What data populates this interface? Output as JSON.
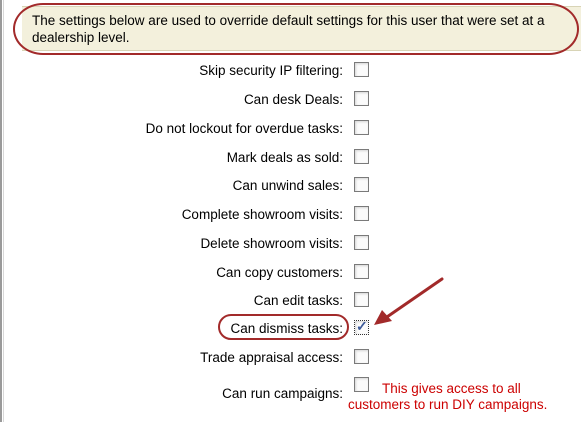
{
  "banner": {
    "text": "The settings below are used to override default settings for this user that were set at a dealership level."
  },
  "settings": [
    {
      "label": "Skip security IP filtering:",
      "checked": false
    },
    {
      "label": "Can desk Deals:",
      "checked": false
    },
    {
      "label": "Do not lockout for overdue tasks:",
      "checked": false
    },
    {
      "label": "Mark deals as sold:",
      "checked": false
    },
    {
      "label": "Can unwind sales:",
      "checked": false
    },
    {
      "label": "Complete showroom visits:",
      "checked": false
    },
    {
      "label": "Delete showroom visits:",
      "checked": false
    },
    {
      "label": "Can copy customers:",
      "checked": false
    },
    {
      "label": "Can edit tasks:",
      "checked": false
    },
    {
      "label": "Can dismiss tasks:",
      "checked": true
    },
    {
      "label": "Trade appraisal access:",
      "checked": false
    },
    {
      "label": "Can run campaigns:",
      "checked": false
    }
  ],
  "note": {
    "line1": "This gives access to all",
    "line2": "customers to run DIY campaigns."
  },
  "colors": {
    "annotation": "#a22a2a",
    "note_text": "#cc0000",
    "banner_bg": "#f3f0dc"
  }
}
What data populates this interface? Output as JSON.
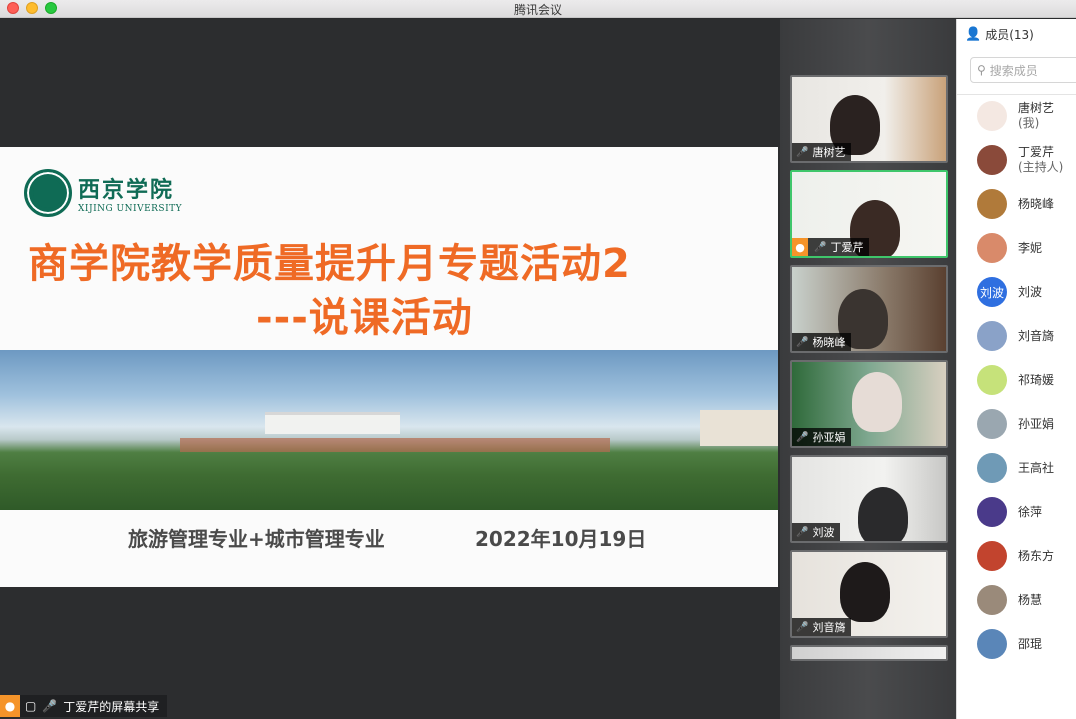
{
  "window": {
    "title": "腾讯会议"
  },
  "slide": {
    "logo_cn": "西京学院",
    "logo_en": "XIJING UNIVERSITY",
    "title_line1": "商学院教学质量提升月专题活动2",
    "title_line2": "---说课活动",
    "subtitle": "旅游管理专业+城市管理专业",
    "date": "2022年10月19日"
  },
  "sharer": {
    "label": "丁爱芹的屏幕共享"
  },
  "videos": [
    {
      "name": "唐树艺",
      "muted": false,
      "host": false,
      "active": false
    },
    {
      "name": "丁爱芹",
      "muted": false,
      "host": true,
      "active": true
    },
    {
      "name": "杨晓峰",
      "muted": false,
      "host": false,
      "active": false
    },
    {
      "name": "孙亚娟",
      "muted": true,
      "host": false,
      "active": false
    },
    {
      "name": "刘波",
      "muted": true,
      "host": false,
      "active": false
    },
    {
      "name": "刘音旖",
      "muted": true,
      "host": false,
      "active": false
    }
  ],
  "members": {
    "header": "成员(13)",
    "search_placeholder": "搜索成员",
    "list": [
      {
        "name": "唐树艺",
        "role": "(我)",
        "avatar_color": "#f4e8e2",
        "avatar_text": ""
      },
      {
        "name": "丁爱芹",
        "role": "(主持人)",
        "avatar_color": "#8a4a3a",
        "avatar_text": ""
      },
      {
        "name": "杨晓峰",
        "role": "",
        "avatar_color": "#b07a3a",
        "avatar_text": ""
      },
      {
        "name": "李妮",
        "role": "",
        "avatar_color": "#d98a6a",
        "avatar_text": ""
      },
      {
        "name": "刘波",
        "role": "",
        "avatar_color": "#2f6fe0",
        "avatar_text": "刘波"
      },
      {
        "name": "刘音旖",
        "role": "",
        "avatar_color": "#8aa2c8",
        "avatar_text": ""
      },
      {
        "name": "祁琦媛",
        "role": "",
        "avatar_color": "#c6e27a",
        "avatar_text": ""
      },
      {
        "name": "孙亚娟",
        "role": "",
        "avatar_color": "#9aa7b0",
        "avatar_text": ""
      },
      {
        "name": "王高社",
        "role": "",
        "avatar_color": "#6f9ab6",
        "avatar_text": ""
      },
      {
        "name": "徐萍",
        "role": "",
        "avatar_color": "#4a3a8a",
        "avatar_text": ""
      },
      {
        "name": "杨东方",
        "role": "",
        "avatar_color": "#c2442e",
        "avatar_text": ""
      },
      {
        "name": "杨慧",
        "role": "",
        "avatar_color": "#9a8a7a",
        "avatar_text": ""
      },
      {
        "name": "邵琨",
        "role": "",
        "avatar_color": "#5a86b8",
        "avatar_text": ""
      }
    ]
  }
}
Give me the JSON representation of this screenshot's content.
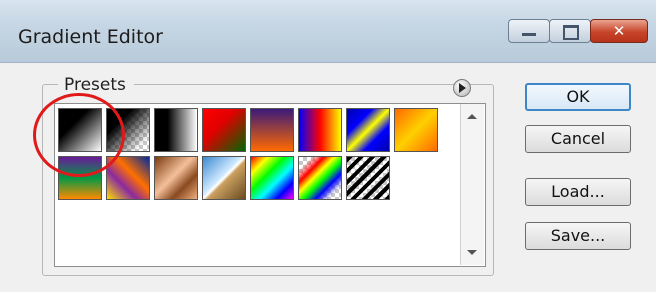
{
  "window": {
    "title": "Gradient Editor"
  },
  "presets": {
    "label": "Presets",
    "swatches": [
      {
        "name": "foreground-to-background",
        "css": "linear-gradient(135deg,#000 0%,#000 35%,#fff 100%)"
      },
      {
        "name": "foreground-to-transparent",
        "css": "linear-gradient(135deg,#000 0%,#000 30%,rgba(0,0,0,0) 85%)",
        "transparent": true
      },
      {
        "name": "black-white",
        "css": "linear-gradient(90deg,#000 0%,#000 30%,#fff 100%)"
      },
      {
        "name": "red-green",
        "css": "linear-gradient(135deg,#ff0000 0%,#e00000 40%,#006600 100%)"
      },
      {
        "name": "violet-orange",
        "css": "linear-gradient(180deg,#3a1a7a 0%,#ff6a00 100%)"
      },
      {
        "name": "blue-red-yellow",
        "css": "linear-gradient(90deg,#0000ff 0%,#ff0000 50%,#ffff00 100%)"
      },
      {
        "name": "blue-yellow-blue",
        "css": "linear-gradient(135deg,#0000aa 0%,#0000ff 30%,#ffff00 50%,#0000ff 70%,#0000aa 100%)"
      },
      {
        "name": "orange-yellow-orange",
        "css": "linear-gradient(135deg,#ff6a00 0%,#ffd000 50%,#ff6a00 100%)"
      },
      {
        "name": "violet-green-orange",
        "css": "linear-gradient(180deg,#6a1a9a 0%,#009944 50%,#ff8a00 100%)"
      },
      {
        "name": "yellow-violet-orange-blue",
        "css": "linear-gradient(45deg,#ffe000 0%,#8a2aa0 35%,#ff7000 60%,#002a9a 100%)"
      },
      {
        "name": "copper",
        "css": "linear-gradient(135deg,#7a3a10 0%,#f4c09a 45%,#8a4a20 70%,#f0b080 100%)"
      },
      {
        "name": "chrome",
        "css": "linear-gradient(135deg,#3a8ad0 0%,#cfe8ff 45%,#ffffff 50%,#caa060 55%,#6a4a20 100%)"
      },
      {
        "name": "spectrum",
        "css": "linear-gradient(135deg,#ff0000 0%,#ffff00 20%,#00ff00 40%,#00ffff 60%,#0000ff 80%,#ff00ff 100%)"
      },
      {
        "name": "transparent-rainbow",
        "css": "linear-gradient(135deg,rgba(255,0,0,0) 15%,#ff0000 30%,#ffff00 42%,#00ff00 55%,#0000ff 70%,rgba(255,0,255,0) 85%)",
        "transparent": true
      },
      {
        "name": "transparent-stripes",
        "css": "repeating-linear-gradient(135deg,#000 0px,#000 4px,rgba(0,0,0,0) 4px,rgba(0,0,0,0) 8px)",
        "transparent": true
      }
    ]
  },
  "buttons": {
    "ok": "OK",
    "cancel": "Cancel",
    "load": "Load...",
    "save": "Save..."
  },
  "annotation": {
    "color": "#e01a1a"
  }
}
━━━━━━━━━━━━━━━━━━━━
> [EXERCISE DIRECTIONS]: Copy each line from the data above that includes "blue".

> [YOUR RESPONSE]:
        "name": "blue-red-yellow",
        "name": "blue-yellow-blue",
        "name": "yellow-violet-orange-blue",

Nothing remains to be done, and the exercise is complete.